What the task asks: Each record below must be retyped exactly, with nothing left out.

The data:
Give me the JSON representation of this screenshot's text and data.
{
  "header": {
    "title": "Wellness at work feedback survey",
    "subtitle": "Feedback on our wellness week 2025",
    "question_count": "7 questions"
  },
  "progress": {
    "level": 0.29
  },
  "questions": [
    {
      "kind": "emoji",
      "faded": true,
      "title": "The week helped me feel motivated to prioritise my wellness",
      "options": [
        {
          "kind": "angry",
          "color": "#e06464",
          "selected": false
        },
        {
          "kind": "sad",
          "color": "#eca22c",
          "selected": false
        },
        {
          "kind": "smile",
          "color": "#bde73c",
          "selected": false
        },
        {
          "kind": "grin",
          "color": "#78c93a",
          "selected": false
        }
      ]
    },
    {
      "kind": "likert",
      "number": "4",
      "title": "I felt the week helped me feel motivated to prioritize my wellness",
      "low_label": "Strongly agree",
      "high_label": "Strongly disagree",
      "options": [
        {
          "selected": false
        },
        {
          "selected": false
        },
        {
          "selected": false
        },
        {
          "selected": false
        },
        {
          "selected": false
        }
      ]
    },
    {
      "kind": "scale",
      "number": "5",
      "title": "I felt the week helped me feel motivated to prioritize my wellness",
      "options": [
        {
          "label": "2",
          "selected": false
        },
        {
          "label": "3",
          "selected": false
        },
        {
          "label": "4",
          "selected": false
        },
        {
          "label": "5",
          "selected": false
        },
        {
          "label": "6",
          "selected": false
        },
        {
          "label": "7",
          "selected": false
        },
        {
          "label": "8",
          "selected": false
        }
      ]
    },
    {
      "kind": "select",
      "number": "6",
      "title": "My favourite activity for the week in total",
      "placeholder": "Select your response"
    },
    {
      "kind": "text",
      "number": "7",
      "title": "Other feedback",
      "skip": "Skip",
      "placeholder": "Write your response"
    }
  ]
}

Response area:
Give me the JSON representation of this screenshot's text and data.
{
  "header": {
    "title": "Wellness at work feedback survey",
    "subtitle": "Feedback on our wellness week 2025",
    "question_count": "7 questions"
  },
  "progress": {
    "level": 0.29
  },
  "questions": [
    {
      "kind": "emoji",
      "faded": true,
      "title": "The week helped me feel motivated to prioritise my wellness",
      "options": [
        {
          "kind": "angry",
          "color": "#e06464",
          "selected": false
        },
        {
          "kind": "sad",
          "color": "#eca22c",
          "selected": false
        },
        {
          "kind": "smile",
          "color": "#bde73c",
          "selected": false
        },
        {
          "kind": "grin",
          "color": "#78c93a",
          "selected": false
        }
      ]
    },
    {
      "kind": "likert",
      "number": "4",
      "title": "I felt the week helped me feel motivated to prioritize my wellness",
      "low_label": "Strongly agree",
      "high_label": "Strongly disagree",
      "options": [
        {
          "selected": false
        },
        {
          "selected": false
        },
        {
          "selected": false
        },
        {
          "selected": false
        },
        {
          "selected": false
        }
      ]
    },
    {
      "kind": "scale",
      "number": "5",
      "title": "I felt the week helped me feel motivated to prioritize my wellness",
      "options": [
        {
          "label": "2",
          "selected": false
        },
        {
          "label": "3",
          "selected": false
        },
        {
          "label": "4",
          "selected": false
        },
        {
          "label": "5",
          "selected": false
        },
        {
          "label": "6",
          "selected": false
        },
        {
          "label": "7",
          "selected": false
        },
        {
          "label": "8",
          "selected": false
        }
      ]
    },
    {
      "kind": "select",
      "number": "6",
      "title": "My favourite activity for the week in total",
      "placeholder": "Select your response"
    },
    {
      "kind": "text",
      "number": "7",
      "title": "Other feedback",
      "skip": "Skip",
      "placeholder": "Write your response"
    }
  ]
}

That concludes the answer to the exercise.